Running parallel with his story is that of Catherine (Cat) Lovett, daughter of a regicide who was involved in the execution of King Charles I and who has been on the run since the restoration of the monarchy. As more dead bodies are discovered in the aftermath of the fire, it seems that Cat must be connected to the deaths in some way…and it’s up to Marwood to find out how.

I don’t think The Ashes of London is one of Andrew Taylor’s best books (my favourite is still The American Boy), but I did enjoy reading it. While I didn’t find it quite as atmospheric as some of his other novels, the setting was certainly a fascinating one. Not only do we witness the destruction of a city by fire and share the sense of loss felt by those who lived there, we are also given the chance to learn something about the political situation in London at that time. I previously knew almost nothing about the Fifth Monarchists, a religious sect who even during the Restoration were plotting to overthrow the monarchy and prepare for the coming of King Jesus, so I found that aspect of the story very interesting.

I enjoyed getting to know both of our main characters, James Marwood and Cat Lovett. Marwood is not a particularly memorable character in himself, but he interested me due to his background and ties with the Fifth Monarchists and regicides. Cat is a strong, independent person who knows how to look after herself, and while I couldn’t quite believe in her as a realistic 17th century woman, her actions do help to drive the plot forward. Apparently this book is the first in a new series, so I expect – and hope – that we will meet both James and Cat again.

Overall, I found The Ashes of London a good Andrew Taylor novel, if not a great one. I’m looking forward to reading the next book in this series, but while I’m waiting for it I would like to go back and read Bleeding Heart Square, the only one of his historical novels I still haven’t read yet.

8 thoughts on “The Ashes of London by Andrew Taylor

    • Helen says:

      Yes, it was interesting. I had heard of the Fifth Monarchists (I’m sure they were mentioned in another book I read set in the same period) but I had no real understanding of who they were until I read this book.

  1. lemon123 says:

    I would like to become more familiar with this mystery series. Have read a little bit about the Great Fire in London. Didn’t know about the Monarchists and the coming of Jesus Christ.

  2. Judy Krueger says:

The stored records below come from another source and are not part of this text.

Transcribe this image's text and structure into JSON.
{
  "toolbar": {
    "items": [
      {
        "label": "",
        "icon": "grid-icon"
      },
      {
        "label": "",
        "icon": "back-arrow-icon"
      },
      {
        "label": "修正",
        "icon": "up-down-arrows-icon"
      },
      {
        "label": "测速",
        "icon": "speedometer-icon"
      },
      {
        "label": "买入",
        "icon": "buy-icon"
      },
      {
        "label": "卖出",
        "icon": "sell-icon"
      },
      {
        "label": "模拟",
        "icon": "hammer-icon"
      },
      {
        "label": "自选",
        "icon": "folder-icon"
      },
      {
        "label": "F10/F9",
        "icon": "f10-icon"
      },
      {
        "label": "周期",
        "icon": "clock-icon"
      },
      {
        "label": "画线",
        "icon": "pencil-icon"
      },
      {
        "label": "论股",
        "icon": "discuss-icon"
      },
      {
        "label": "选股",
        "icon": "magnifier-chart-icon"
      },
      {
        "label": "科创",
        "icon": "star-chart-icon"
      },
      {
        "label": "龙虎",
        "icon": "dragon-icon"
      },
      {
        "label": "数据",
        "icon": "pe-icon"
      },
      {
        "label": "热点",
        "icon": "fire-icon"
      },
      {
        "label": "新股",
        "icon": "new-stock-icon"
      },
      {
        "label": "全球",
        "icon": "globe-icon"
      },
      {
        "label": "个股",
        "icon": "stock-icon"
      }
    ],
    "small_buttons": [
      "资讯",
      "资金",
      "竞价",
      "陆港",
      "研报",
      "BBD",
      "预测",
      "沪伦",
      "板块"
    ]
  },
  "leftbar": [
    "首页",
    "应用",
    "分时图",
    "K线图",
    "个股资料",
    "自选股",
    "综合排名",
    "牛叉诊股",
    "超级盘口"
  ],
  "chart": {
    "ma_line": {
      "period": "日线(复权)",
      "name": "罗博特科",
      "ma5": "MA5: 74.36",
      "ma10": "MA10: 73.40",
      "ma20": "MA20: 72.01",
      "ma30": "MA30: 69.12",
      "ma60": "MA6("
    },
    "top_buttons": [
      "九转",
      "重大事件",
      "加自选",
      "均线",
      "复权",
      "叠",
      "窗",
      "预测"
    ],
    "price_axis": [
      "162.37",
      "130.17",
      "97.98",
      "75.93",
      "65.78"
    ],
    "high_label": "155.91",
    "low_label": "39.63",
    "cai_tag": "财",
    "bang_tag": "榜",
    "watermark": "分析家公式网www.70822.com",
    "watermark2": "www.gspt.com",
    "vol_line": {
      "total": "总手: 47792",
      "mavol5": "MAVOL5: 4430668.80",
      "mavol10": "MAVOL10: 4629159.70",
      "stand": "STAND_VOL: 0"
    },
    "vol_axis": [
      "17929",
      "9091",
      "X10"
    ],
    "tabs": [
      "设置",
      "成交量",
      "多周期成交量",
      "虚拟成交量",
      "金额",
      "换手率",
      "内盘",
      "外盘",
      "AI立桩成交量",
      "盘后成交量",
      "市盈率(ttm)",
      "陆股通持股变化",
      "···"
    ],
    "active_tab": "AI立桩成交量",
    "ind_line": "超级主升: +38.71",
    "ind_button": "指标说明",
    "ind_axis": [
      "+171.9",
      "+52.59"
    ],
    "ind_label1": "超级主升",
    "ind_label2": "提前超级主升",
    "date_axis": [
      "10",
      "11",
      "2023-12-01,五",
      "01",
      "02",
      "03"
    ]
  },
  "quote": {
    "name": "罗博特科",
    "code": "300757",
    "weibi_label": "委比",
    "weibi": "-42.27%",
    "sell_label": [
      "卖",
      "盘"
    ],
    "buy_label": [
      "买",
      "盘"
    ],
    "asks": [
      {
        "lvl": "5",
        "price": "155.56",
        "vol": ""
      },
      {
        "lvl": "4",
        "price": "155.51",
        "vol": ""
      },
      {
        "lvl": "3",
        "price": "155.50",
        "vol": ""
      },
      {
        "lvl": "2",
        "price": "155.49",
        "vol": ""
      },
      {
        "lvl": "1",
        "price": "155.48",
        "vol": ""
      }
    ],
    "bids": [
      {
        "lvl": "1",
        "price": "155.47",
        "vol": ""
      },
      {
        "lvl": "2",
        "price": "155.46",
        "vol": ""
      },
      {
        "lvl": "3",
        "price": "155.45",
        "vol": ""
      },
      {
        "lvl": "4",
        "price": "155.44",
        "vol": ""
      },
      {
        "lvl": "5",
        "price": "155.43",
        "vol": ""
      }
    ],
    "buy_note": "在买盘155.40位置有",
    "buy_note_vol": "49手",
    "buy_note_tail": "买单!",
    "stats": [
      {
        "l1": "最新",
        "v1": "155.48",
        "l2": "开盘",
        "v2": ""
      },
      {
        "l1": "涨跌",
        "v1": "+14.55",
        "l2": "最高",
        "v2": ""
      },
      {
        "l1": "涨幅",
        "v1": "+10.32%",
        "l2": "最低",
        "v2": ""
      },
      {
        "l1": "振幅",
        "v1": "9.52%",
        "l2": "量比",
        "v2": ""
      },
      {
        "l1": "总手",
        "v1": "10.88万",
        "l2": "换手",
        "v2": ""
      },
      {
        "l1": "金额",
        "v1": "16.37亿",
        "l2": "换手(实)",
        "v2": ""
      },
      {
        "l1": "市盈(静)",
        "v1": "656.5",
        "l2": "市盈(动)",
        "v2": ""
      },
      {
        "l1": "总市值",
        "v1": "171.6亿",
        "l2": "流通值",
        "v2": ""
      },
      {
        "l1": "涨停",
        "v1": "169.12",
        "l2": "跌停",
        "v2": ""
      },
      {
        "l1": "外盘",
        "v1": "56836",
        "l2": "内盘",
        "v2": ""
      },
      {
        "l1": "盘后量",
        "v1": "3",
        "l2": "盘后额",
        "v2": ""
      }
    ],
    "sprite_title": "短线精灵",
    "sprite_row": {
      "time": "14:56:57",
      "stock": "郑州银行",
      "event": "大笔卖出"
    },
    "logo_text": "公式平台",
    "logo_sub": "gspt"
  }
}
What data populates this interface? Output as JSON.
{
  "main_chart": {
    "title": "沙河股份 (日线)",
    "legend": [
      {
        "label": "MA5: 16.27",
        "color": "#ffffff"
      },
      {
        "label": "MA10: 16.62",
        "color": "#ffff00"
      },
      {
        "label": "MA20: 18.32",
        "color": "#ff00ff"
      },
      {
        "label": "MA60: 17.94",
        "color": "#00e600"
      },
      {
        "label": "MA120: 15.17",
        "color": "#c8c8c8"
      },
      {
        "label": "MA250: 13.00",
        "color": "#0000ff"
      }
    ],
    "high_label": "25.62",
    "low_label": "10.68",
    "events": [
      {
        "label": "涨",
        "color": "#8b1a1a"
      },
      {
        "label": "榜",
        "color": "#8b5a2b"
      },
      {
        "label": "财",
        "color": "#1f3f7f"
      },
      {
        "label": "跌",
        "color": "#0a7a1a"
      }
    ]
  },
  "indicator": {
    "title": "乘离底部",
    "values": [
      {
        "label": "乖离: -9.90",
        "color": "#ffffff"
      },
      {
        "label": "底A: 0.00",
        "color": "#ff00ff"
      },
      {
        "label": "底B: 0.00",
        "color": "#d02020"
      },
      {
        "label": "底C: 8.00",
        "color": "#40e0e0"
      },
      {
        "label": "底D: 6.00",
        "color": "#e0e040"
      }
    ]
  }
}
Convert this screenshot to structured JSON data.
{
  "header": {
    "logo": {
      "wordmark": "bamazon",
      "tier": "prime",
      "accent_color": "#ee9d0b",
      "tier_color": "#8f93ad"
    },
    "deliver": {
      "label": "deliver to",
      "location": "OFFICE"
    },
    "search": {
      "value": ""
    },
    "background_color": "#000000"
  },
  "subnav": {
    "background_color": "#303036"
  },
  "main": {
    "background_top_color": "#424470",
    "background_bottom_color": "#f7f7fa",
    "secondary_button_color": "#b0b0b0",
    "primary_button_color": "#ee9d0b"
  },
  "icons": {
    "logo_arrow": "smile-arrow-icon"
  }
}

    I had to look up Fifth Monarchists myself. Boy, it was always tough to be King in historical England. While reading your review it suddenly hit me that I could learn English history by reading historical fiction. I know, duh! But I have always been daunted by all those Kings with their Roman numerals and the same names. But where to start? Just dive in? When I read Hild and Wolf Hall, I began to see that maybe I should just jump in. And the same thing would work for other countries.

    • Helen says:

      Learning English history (and the history of other countries) through historical fiction is exactly what I’ve been doing over the last few years. 🙂 I find it much easier to retain facts and information by reading fiction rather than non-fiction. My advice is just to keep jumping in until you decide which time periods interest you the most.

  3. jessicabookworm says:

    I am pleased to hear you are still enjoying Andrew Taylor’s novels – I really must keep him in mind. I have heard of the Fifth Monarchists but I know little to nothing actually about them!

Please leave a comment. Thanks!

Fill in your details below or click an icon to log in: Logo

You are commenting using your account. Log Out /  Change )

Facebook photo

You are commenting using your Facebook account. Log Out /  Change )

Connecting to %s

This site uses Akismet to reduce spam. Learn how your comment data is processed.